Ruby's students split up into four groups, each group working on one mural. Ruby supplied the materials, and the students began working. Magazine clippings and photos were the inspiration behind these works of art. The mural for spring displays a woman surrounded in beautiful flowers resembling a rose garden. The seniors chose this because spring symbolizes rebirth and beauty. It was meant to depict a new beginning for the women. Winter shows a skier going down the slope of a mountain that was chiseled into the shape of a woman's head. This scene represents being "on top of the mountain," or "on top of the world." The skier is on top of the mountain, overcoming any challenges that may get in the way. Fall is a mural with a different, fun style.

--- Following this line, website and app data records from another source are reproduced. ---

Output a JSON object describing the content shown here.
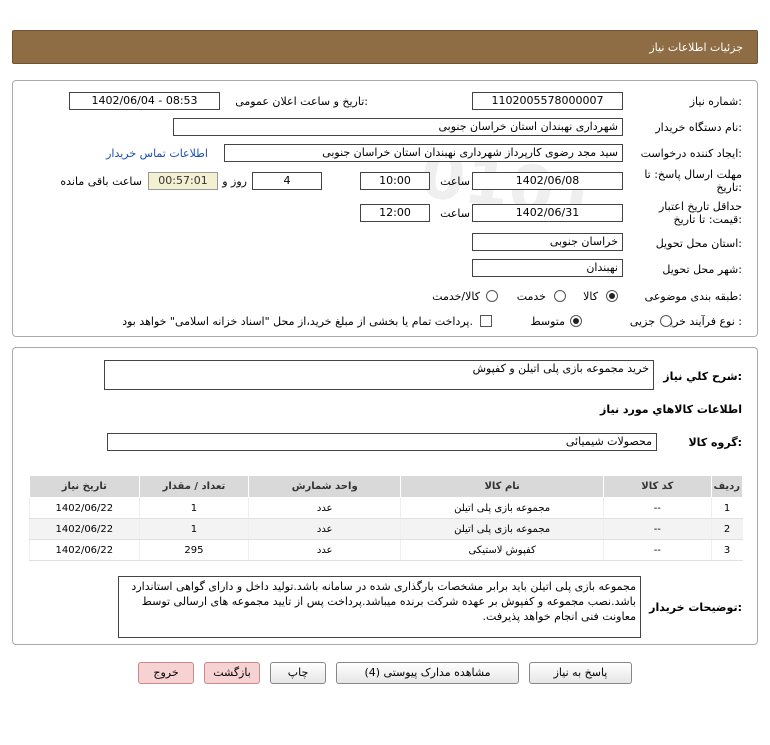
{
  "header": {
    "title": "جزئیات اطلاعات نیاز"
  },
  "info": {
    "need_number_label": "شماره نیاز:",
    "need_number": "1102005578000007",
    "announce_label": "تاریخ و ساعت اعلان عمومی:",
    "announce_value": "1402/06/04 - 08:53",
    "buyer_org_label": "نام دستگاه خریدار:",
    "buyer_org": "شهرداری نهبندان استان خراسان جنوبی",
    "requester_label": "ایجاد کننده درخواست:",
    "requester": "سید مجد رضوی کارپرداز شهرداری نهبندان استان خراسان جنوبی",
    "contact_link": "اطلاعات تماس خریدار",
    "deadline_label_1": "مهلت ارسال پاسخ: تا",
    "deadline_label_2": "تاریخ:",
    "deadline_date": "1402/06/08",
    "time_label": "ساعت",
    "deadline_time": "10:00",
    "days_value": "4",
    "days_label": "روز و",
    "remaining_time": "00:57:01",
    "remaining_label": "ساعت باقی مانده",
    "validity_label_1": "حداقل تاریخ اعتبار",
    "validity_label_2": "قیمت: تا تاریخ:",
    "validity_date": "1402/06/31",
    "validity_time": "12:00",
    "province_label": "استان محل تحویل:",
    "province": "خراسان جنوبی",
    "city_label": "شهر محل تحویل:",
    "city": "نهبندان",
    "category_label": "طبقه بندی موضوعی:",
    "category_options": [
      "کالا",
      "خدمت",
      "کالا/خدمت"
    ],
    "process_label": "نوع فرآیند خرید :",
    "process_options": [
      "جزیی",
      "متوسط"
    ],
    "treasury_note": "پرداخت تمام یا بخشی از مبلغ خرید،از محل \"اسناد خزانه اسلامی\" خواهد بود."
  },
  "details": {
    "general_desc_label": "شرح کلي نياز:",
    "general_desc": "خرید مجموعه بازی پلی اتیلن و کفپوش",
    "goods_info_title": "اطلاعات کالاهاي مورد نياز",
    "goods_group_label": "گروه کالا:",
    "goods_group": "محصولات شیمیائی",
    "table": {
      "headers": [
        "ردیف",
        "کد کالا",
        "نام کالا",
        "واحد شمارش",
        "تعداد / مقدار",
        "تاریخ نیاز"
      ],
      "rows": [
        [
          "1",
          "--",
          "مجموعه بازی پلی اتیلن",
          "عدد",
          "1",
          "1402/06/22"
        ],
        [
          "2",
          "--",
          "مجموعه بازی پلی اتیلن",
          "عدد",
          "1",
          "1402/06/22"
        ],
        [
          "3",
          "--",
          "کفپوش لاستیکی",
          "عدد",
          "295",
          "1402/06/22"
        ]
      ]
    },
    "buyer_notes_label": "توضیحات خریدار:",
    "buyer_notes": "مجموعه بازی پلی اتیلن باید برابر مشخصات بارگذاری شده در سامانه باشد.تولید داخل و دارای گواهی استاندارد باشد.نصب مجموعه و کفپوش بر عهده شرکت برنده میباشد.پرداخت پس از تایید مجموعه های ارسالی توسط معاونت فنی انجام خواهد پذیرفت."
  },
  "buttons": {
    "reply": "پاسخ به نیاز",
    "attachments": "مشاهده مدارک پیوستی (4)",
    "print": "چاپ",
    "back": "بازگشت",
    "exit": "خروج"
  }
}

It is the shape of a woman, holding a child's hand, and jumping over a tree. Looking at this mural could give you a real sense of freedom. The students at Garden City chose this layout to symbolize jumping over a woman's adversities, or flying over them boundlessly. And last, but certainly not any less unique or creative, is the mural for summer. A woman wearing sunglasses and a hat stands on the beach and builds a sandcastle. The sandcastle depicts the rebuilding of life. The ocean waves wash it away, and the woman can rebuild a beautiful sandcastle again.
The Garden City High School senior artists who donated murals to Winthrop-University Hospital in hopes to bring motivation and comfort to the patients in Winthrop's Potter Two include, Pictured: (Back row: left to right:) Michael Lennon, Jenna Doherty.

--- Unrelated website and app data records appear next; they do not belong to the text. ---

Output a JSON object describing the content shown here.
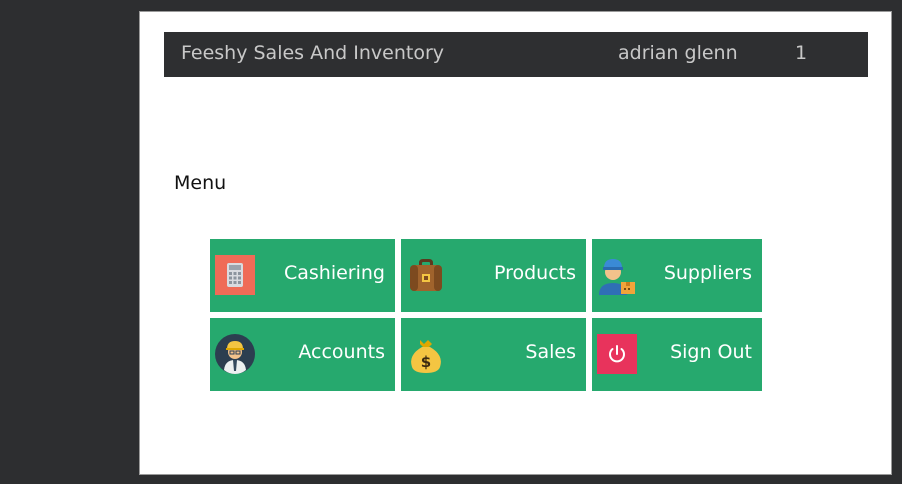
{
  "header": {
    "app_title": "Feeshy Sales And Inventory",
    "user_name": "adrian glenn",
    "user_count": "1"
  },
  "menu": {
    "title": "Menu",
    "items": [
      {
        "label": "Cashiering",
        "icon": "calculator-icon"
      },
      {
        "label": "Products",
        "icon": "briefcase-icon"
      },
      {
        "label": "Suppliers",
        "icon": "delivery-worker-icon"
      },
      {
        "label": "Accounts",
        "icon": "user-account-icon"
      },
      {
        "label": "Sales",
        "icon": "money-bag-icon"
      },
      {
        "label": "Sign Out",
        "icon": "power-icon"
      }
    ]
  },
  "colors": {
    "tile_green": "#26a96e",
    "header_bg": "#2e2f31",
    "desktop_bg": "#2d2e30",
    "calculator_bg": "#ef6b57",
    "power_bg": "#e8335c"
  }
}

(Seated: left to right:) Caitlin O'Brien, Mary Curtin, Lily Chehrazi, Mrs. Jane Rubinstein (art teacher), Joe Corrado, Kate Kirby.

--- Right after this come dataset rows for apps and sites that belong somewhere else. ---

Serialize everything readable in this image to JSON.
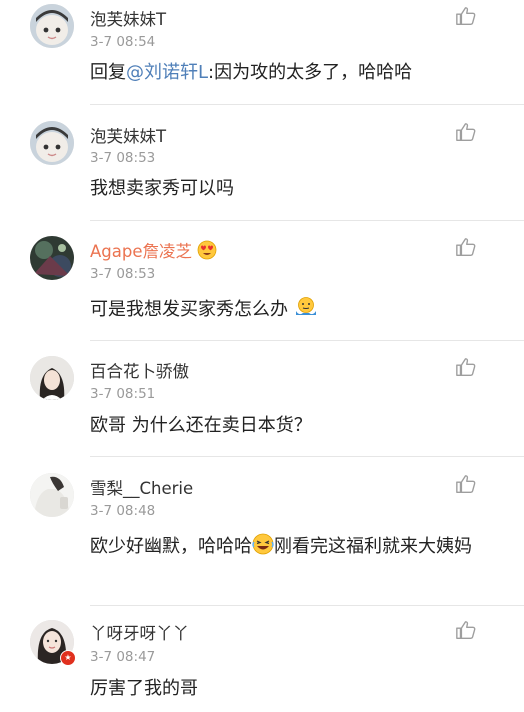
{
  "colors": {
    "username": "#333333",
    "vip_username": "#eb7350",
    "timestamp": "#9a9a9a",
    "mention": "#4f7fb8",
    "divider": "#e6e6e6"
  },
  "comments": [
    {
      "username": "泡芙妹妹T",
      "time": "3-7 08:54",
      "reply_prefix": "回复",
      "mention": "@刘诺轩L",
      "text": ":因为攻的太多了，哈哈哈",
      "like_icon": "thumbs-up-icon"
    },
    {
      "username": "泡芙妹妹T",
      "time": "3-7 08:53",
      "text": "我想卖家秀可以吗",
      "like_icon": "thumbs-up-icon"
    },
    {
      "username": "Agape詹凌芝",
      "username_badge_icon": "heart-eyes-face-icon",
      "time": "3-7 08:53",
      "text": "可是我想发买家秀怎么办",
      "emoji_icon": "shrugging-face-icon",
      "like_icon": "thumbs-up-icon"
    },
    {
      "username": "百合花卜骄傲",
      "time": "3-7 08:51",
      "text": "欧哥  为什么还在卖日本货？",
      "like_icon": "thumbs-up-icon"
    },
    {
      "username": "雪梨__Cherie",
      "time": "3-7 08:48",
      "text_before_emoji": "欧少好幽默，哈哈哈",
      "emoji_icon": "laughing-face-icon",
      "text_after_emoji": "刚看完这福利就来大姨妈",
      "like_icon": "thumbs-up-icon"
    },
    {
      "username": "丫呀牙呀丫丫",
      "avatar_badge_icon": "vip-star-badge-icon",
      "time": "3-7 08:47",
      "text": "厉害了我的哥",
      "like_icon": "thumbs-up-icon"
    }
  ]
}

The student artists spent several weeks perfecting the murals and had them ready in time for Christmas, to bring holiday cheer to the unit. On December 20th, Ruby delivered the murals to Winthrop's Potter Two to lift the spirits of the women who maybe weren't having such a joyous holiday.
"Art is a vehicle to reach people," Ruby said. She spoke very highly of her students, referring to them as being very charitable. She also said the murals were their way of passing on a good talent. Ruby wishes to carry on the tradition of giving to Winthrop in upcoming years, creating projects for her upperclassmen to donate to the hospital. She said she might even want to begin a project with the younger students, possibly for Winthrop's children's unit.
"Ruby volunteered her students and they came up with the wonderful idea of four panels representing women in the different seasons," Ms. Kelly said. "We have them on display now and have received very favorable comments from patients, visitors and staff. I am very proud of them (Garden City High School students) and their hard work. I am touched and gratified by their gift."
The murals were donated in hopes to "pay it forward" and bring motivation and comfort to the patients in Winthrop's Potter Two. The students that volunteered their time for this worthy project visited the unit in June to view their murals. They included Nicole Catalano, Lily Chehrazi, Joe Corrado, Mary Curtin, Jenna Doherty, Jenna Galizia, Kate Kirby, Michael Lennon, Scott Leuffer, Christine Manning, Courtney Norris, and Caitlin O'Brien.
The Women's Cancer Work Group was established in 2002 in order to enhance women's cancer services at Winthrop. The Interdisciplinary Team has since established a pre-operative education program for women undergoing gynecological cancer surgery, and expanded programs to promote the early detection of breast or gynecological cancers. Project Community View Team is working with the cancer group to establish outreach programs promoting optimal breast health in medically underserved communities.